START EXERCISE INPUTS
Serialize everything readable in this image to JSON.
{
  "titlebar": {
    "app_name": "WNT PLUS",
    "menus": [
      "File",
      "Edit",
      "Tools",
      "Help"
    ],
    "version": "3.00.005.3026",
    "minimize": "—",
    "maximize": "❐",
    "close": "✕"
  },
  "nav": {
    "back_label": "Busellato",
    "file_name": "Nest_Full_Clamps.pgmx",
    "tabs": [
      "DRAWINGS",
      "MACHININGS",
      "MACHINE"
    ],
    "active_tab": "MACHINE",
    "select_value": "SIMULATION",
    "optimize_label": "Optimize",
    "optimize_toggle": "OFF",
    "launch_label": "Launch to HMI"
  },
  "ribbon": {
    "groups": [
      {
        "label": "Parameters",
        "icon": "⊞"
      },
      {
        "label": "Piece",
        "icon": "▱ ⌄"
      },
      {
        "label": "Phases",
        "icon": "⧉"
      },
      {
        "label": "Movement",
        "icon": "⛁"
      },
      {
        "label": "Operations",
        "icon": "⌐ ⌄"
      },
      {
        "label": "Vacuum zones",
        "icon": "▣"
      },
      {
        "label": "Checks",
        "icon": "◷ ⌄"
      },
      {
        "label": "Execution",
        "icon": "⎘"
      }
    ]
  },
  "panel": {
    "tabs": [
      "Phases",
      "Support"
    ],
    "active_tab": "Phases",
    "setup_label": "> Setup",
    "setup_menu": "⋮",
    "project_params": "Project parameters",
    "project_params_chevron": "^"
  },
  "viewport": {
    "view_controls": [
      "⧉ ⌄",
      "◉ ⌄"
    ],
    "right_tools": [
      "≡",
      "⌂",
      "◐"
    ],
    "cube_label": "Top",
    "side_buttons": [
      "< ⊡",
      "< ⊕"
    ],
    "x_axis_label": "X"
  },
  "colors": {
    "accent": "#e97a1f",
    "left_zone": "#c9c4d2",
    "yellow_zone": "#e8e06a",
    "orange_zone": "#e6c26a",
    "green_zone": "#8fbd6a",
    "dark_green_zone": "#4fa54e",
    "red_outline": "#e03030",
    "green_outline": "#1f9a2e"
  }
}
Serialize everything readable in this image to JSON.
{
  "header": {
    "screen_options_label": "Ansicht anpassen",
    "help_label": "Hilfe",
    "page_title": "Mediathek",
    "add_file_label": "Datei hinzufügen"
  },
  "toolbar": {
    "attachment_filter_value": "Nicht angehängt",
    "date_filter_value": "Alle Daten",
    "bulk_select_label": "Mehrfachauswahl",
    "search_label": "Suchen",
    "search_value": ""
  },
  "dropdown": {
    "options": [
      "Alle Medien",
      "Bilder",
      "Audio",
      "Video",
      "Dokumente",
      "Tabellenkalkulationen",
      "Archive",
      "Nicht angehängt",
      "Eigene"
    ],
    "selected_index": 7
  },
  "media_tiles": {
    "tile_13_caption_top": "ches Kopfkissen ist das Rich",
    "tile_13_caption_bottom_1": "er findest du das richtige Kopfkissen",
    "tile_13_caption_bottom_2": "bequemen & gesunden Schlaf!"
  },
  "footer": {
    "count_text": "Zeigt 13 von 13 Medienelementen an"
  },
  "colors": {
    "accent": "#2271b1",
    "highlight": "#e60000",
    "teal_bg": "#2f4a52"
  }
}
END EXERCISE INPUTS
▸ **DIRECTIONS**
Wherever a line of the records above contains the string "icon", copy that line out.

▸ **TASK RESPONSE**
        "icon": "⊞"
        "icon": "▱ ⌄"
        "icon": "⧉"
        "icon": "⛁"
        "icon": "⌐ ⌄"
        "icon": "▣"
        "icon": "◷ ⌄"
        "icon": "⎘"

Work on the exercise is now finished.